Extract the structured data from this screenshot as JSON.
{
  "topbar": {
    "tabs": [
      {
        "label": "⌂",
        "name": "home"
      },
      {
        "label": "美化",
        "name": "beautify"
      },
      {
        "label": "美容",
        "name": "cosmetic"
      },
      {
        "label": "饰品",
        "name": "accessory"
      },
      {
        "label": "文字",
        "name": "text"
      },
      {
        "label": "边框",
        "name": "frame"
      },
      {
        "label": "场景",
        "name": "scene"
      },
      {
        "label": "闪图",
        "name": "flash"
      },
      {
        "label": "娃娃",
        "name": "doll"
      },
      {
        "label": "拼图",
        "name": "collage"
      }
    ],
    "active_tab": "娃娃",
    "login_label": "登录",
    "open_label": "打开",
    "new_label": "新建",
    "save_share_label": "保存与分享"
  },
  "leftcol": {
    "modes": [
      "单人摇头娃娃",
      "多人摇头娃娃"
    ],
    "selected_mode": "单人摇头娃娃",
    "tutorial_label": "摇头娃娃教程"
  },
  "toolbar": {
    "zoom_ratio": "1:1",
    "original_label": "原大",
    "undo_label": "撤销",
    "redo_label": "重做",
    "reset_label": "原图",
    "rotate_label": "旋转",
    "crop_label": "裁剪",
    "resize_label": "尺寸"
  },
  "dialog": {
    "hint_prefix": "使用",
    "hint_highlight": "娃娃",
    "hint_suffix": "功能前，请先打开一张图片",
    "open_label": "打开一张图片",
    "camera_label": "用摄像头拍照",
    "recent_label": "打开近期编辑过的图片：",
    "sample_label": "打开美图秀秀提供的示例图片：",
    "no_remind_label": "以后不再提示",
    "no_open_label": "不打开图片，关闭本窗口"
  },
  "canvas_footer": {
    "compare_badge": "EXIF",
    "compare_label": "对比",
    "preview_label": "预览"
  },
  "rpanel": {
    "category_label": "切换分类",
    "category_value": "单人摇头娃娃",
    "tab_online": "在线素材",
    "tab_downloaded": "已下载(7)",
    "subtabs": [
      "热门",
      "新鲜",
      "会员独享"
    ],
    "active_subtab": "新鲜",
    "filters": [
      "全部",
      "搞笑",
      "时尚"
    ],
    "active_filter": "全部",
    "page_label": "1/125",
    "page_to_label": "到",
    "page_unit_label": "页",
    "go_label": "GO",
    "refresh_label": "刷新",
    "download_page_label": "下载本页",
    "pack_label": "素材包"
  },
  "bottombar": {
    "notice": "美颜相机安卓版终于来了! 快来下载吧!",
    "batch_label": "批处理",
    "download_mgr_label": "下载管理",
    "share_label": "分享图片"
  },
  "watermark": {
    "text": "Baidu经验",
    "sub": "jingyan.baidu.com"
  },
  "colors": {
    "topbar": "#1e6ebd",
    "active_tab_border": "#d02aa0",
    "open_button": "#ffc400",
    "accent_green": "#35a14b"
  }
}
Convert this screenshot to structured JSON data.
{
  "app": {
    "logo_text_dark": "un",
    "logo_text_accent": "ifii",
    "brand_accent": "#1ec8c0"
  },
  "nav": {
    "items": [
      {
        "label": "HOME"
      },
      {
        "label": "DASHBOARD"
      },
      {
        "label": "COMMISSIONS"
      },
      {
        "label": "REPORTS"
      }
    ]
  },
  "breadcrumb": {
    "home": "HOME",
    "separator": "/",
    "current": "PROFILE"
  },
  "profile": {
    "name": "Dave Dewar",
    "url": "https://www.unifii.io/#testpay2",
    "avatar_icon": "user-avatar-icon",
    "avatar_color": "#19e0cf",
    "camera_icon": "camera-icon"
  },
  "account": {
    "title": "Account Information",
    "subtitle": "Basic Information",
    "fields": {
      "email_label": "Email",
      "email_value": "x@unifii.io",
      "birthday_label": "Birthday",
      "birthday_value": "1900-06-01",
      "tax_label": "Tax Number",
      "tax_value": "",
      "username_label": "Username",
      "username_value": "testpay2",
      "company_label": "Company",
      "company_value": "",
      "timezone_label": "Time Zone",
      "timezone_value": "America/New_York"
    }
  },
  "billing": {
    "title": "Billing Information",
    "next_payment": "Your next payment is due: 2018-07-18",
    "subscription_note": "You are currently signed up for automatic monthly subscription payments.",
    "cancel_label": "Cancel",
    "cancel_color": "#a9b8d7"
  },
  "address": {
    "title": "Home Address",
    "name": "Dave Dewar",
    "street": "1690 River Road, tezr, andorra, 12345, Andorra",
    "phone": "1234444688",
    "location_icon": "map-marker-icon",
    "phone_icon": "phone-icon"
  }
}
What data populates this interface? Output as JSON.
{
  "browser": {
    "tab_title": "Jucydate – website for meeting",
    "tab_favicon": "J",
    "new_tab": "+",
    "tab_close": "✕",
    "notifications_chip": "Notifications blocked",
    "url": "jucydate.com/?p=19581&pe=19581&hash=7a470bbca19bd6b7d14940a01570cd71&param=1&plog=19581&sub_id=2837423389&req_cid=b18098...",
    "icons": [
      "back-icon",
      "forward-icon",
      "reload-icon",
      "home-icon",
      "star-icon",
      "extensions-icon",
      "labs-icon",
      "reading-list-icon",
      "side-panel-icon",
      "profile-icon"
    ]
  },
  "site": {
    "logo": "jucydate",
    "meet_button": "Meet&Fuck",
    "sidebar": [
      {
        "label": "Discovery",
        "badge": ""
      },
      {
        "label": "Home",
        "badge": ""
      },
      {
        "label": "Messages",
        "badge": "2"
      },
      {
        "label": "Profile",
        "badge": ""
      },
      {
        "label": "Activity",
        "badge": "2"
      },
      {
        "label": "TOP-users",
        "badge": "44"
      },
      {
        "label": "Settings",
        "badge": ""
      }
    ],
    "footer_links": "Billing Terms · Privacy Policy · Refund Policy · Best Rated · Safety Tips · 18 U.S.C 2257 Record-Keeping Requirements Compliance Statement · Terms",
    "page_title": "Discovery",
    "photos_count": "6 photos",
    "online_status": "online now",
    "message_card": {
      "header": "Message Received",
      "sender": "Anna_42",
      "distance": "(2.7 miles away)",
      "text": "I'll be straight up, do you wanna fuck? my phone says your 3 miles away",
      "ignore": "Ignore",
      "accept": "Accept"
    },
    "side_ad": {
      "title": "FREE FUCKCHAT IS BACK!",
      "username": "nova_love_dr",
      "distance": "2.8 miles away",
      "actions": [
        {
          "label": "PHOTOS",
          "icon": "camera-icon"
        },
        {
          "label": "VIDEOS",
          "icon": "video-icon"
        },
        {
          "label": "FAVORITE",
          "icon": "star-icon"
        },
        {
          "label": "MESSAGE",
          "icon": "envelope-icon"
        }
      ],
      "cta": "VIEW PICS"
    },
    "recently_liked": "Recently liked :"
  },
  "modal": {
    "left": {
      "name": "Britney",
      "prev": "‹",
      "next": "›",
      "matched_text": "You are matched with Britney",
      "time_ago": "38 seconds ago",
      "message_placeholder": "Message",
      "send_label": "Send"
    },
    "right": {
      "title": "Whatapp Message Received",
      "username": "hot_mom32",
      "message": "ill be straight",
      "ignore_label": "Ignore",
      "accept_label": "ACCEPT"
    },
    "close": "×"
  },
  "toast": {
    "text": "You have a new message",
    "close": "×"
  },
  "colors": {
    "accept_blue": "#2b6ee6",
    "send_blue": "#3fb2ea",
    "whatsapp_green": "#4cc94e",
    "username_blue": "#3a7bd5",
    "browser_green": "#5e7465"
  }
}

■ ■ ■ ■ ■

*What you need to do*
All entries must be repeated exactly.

*Result of the task*
Extract the structured data from this screenshot as JSON.
{
  "topbar": {
    "tabs": [
      {
        "label": "⌂",
        "name": "home"
      },
      {
        "label": "美化",
        "name": "beautify"
      },
      {
        "label": "美容",
        "name": "cosmetic"
      },
      {
        "label": "饰品",
        "name": "accessory"
      },
      {
        "label": "文字",
        "name": "text"
      },
      {
        "label": "边框",
        "name": "frame"
      },
      {
        "label": "场景",
        "name": "scene"
      },
      {
        "label": "闪图",
        "name": "flash"
      },
      {
        "label": "娃娃",
        "name": "doll"
      },
      {
        "label": "拼图",
        "name": "collage"
      }
    ],
    "active_tab": "娃娃",
    "login_label": "登录",
    "open_label": "打开",
    "new_label": "新建",
    "save_share_label": "保存与分享"
  },
  "leftcol": {
    "modes": [
      "单人摇头娃娃",
      "多人摇头娃娃"
    ],
    "selected_mode": "单人摇头娃娃",
    "tutorial_label": "摇头娃娃教程"
  },
  "toolbar": {
    "zoom_ratio": "1:1",
    "original_label": "原大",
    "undo_label": "撤销",
    "redo_label": "重做",
    "reset_label": "原图",
    "rotate_label": "旋转",
    "crop_label": "裁剪",
    "resize_label": "尺寸"
  },
  "dialog": {
    "hint_prefix": "使用",
    "hint_highlight": "娃娃",
    "hint_suffix": "功能前，请先打开一张图片",
    "open_label": "打开一张图片",
    "camera_label": "用摄像头拍照",
    "recent_label": "打开近期编辑过的图片：",
    "sample_label": "打开美图秀秀提供的示例图片：",
    "no_remind_label": "以后不再提示",
    "no_open_label": "不打开图片，关闭本窗口"
  },
  "canvas_footer": {
    "compare_badge": "EXIF",
    "compare_label": "对比",
    "preview_label": "预览"
  },
  "rpanel": {
    "category_label": "切换分类",
    "category_value": "单人摇头娃娃",
    "tab_online": "在线素材",
    "tab_downloaded": "已下载(7)",
    "subtabs": [
      "热门",
      "新鲜",
      "会员独享"
    ],
    "active_subtab": "新鲜",
    "filters": [
      "全部",
      "搞笑",
      "时尚"
    ],
    "active_filter": "全部",
    "page_label": "1/125",
    "page_to_label": "到",
    "page_unit_label": "页",
    "go_label": "GO",
    "refresh_label": "刷新",
    "download_page_label": "下载本页",
    "pack_label": "素材包"
  },
  "bottombar": {
    "notice": "美颜相机安卓版终于来了! 快来下载吧!",
    "batch_label": "批处理",
    "download_mgr_label": "下载管理",
    "share_label": "分享图片"
  },
  "watermark": {
    "text": "Baidu经验",
    "sub": "jingyan.baidu.com"
  },
  "colors": {
    "topbar": "#1e6ebd",
    "active_tab_border": "#d02aa0",
    "open_button": "#ffc400",
    "accent_green": "#35a14b"
  }
}
Convert this screenshot to structured JSON data.
{
  "app": {
    "logo_text_dark": "un",
    "logo_text_accent": "ifii",
    "brand_accent": "#1ec8c0"
  },
  "nav": {
    "items": [
      {
        "label": "HOME"
      },
      {
        "label": "DASHBOARD"
      },
      {
        "label": "COMMISSIONS"
      },
      {
        "label": "REPORTS"
      }
    ]
  },
  "breadcrumb": {
    "home": "HOME",
    "separator": "/",
    "current": "PROFILE"
  },
  "profile": {
    "name": "Dave Dewar",
    "url": "https://www.unifii.io/#testpay2",
    "avatar_icon": "user-avatar-icon",
    "avatar_color": "#19e0cf",
    "camera_icon": "camera-icon"
  },
  "account": {
    "title": "Account Information",
    "subtitle": "Basic Information",
    "fields": {
      "email_label": "Email",
      "email_value": "x@unifii.io",
      "birthday_label": "Birthday",
      "birthday_value": "1900-06-01",
      "tax_label": "Tax Number",
      "tax_value": "",
      "username_label": "Username",
      "username_value": "testpay2",
      "company_label": "Company",
      "company_value": "",
      "timezone_label": "Time Zone",
      "timezone_value": "America/New_York"
    }
  },
  "billing": {
    "title": "Billing Information",
    "next_payment": "Your next payment is due: 2018-07-18",
    "subscription_note": "You are currently signed up for automatic monthly subscription payments.",
    "cancel_label": "Cancel",
    "cancel_color": "#a9b8d7"
  },
  "address": {
    "title": "Home Address",
    "name": "Dave Dewar",
    "street": "1690 River Road, tezr, andorra, 12345, Andorra",
    "phone": "1234444688",
    "location_icon": "map-marker-icon",
    "phone_icon": "phone-icon"
  }
}
What data populates this interface? Output as JSON.
{
  "browser": {
    "tab_title": "Jucydate – website for meeting",
    "tab_favicon": "J",
    "new_tab": "+",
    "tab_close": "✕",
    "notifications_chip": "Notifications blocked",
    "url": "jucydate.com/?p=19581&pe=19581&hash=7a470bbca19bd6b7d14940a01570cd71&param=1&plog=19581&sub_id=2837423389&req_cid=b18098...",
    "icons": [
      "back-icon",
      "forward-icon",
      "reload-icon",
      "home-icon",
      "star-icon",
      "extensions-icon",
      "labs-icon",
      "reading-list-icon",
      "side-panel-icon",
      "profile-icon"
    ]
  },
  "site": {
    "logo": "jucydate",
    "meet_button": "Meet&Fuck",
    "sidebar": [
      {
        "label": "Discovery",
        "badge": ""
      },
      {
        "label": "Home",
        "badge": ""
      },
      {
        "label": "Messages",
        "badge": "2"
      },
      {
        "label": "Profile",
        "badge": ""
      },
      {
        "label": "Activity",
        "badge": "2"
      },
      {
        "label": "TOP-users",
        "badge": "44"
      },
      {
        "label": "Settings",
        "badge": ""
      }
    ],
    "footer_links": "Billing Terms · Privacy Policy · Refund Policy · Best Rated · Safety Tips · 18 U.S.C 2257 Record-Keeping Requirements Compliance Statement · Terms",
    "page_title": "Discovery",
    "photos_count": "6 photos",
    "online_status": "online now",
    "message_card": {
      "header": "Message Received",
      "sender": "Anna_42",
      "distance": "(2.7 miles away)",
      "text": "I'll be straight up, do you wanna fuck? my phone says your 3 miles away",
      "ignore": "Ignore",
      "accept": "Accept"
    },
    "side_ad": {
      "title": "FREE FUCKCHAT IS BACK!",
      "username": "nova_love_dr",
      "distance": "2.8 miles away",
      "actions": [
        {
          "label": "PHOTOS",
          "icon": "camera-icon"
        },
        {
          "label": "VIDEOS",
          "icon": "video-icon"
        },
        {
          "label": "FAVORITE",
          "icon": "star-icon"
        },
        {
          "label": "MESSAGE",
          "icon": "envelope-icon"
        }
      ],
      "cta": "VIEW PICS"
    },
    "recently_liked": "Recently liked :"
  },
  "modal": {
    "left": {
      "name": "Britney",
      "prev": "‹",
      "next": "›",
      "matched_text": "You are matched with Britney",
      "time_ago": "38 seconds ago",
      "message_placeholder": "Message",
      "send_label": "Send"
    },
    "right": {
      "title": "Whatapp Message Received",
      "username": "hot_mom32",
      "message": "ill be straight",
      "ignore_label": "Ignore",
      "accept_label": "ACCEPT"
    },
    "close": "×"
  },
  "toast": {
    "text": "You have a new message",
    "close": "×"
  },
  "colors": {
    "accept_blue": "#2b6ee6",
    "send_blue": "#3fb2ea",
    "whatsapp_green": "#4cc94e",
    "username_blue": "#3a7bd5",
    "browser_green": "#5e7465"
  }
}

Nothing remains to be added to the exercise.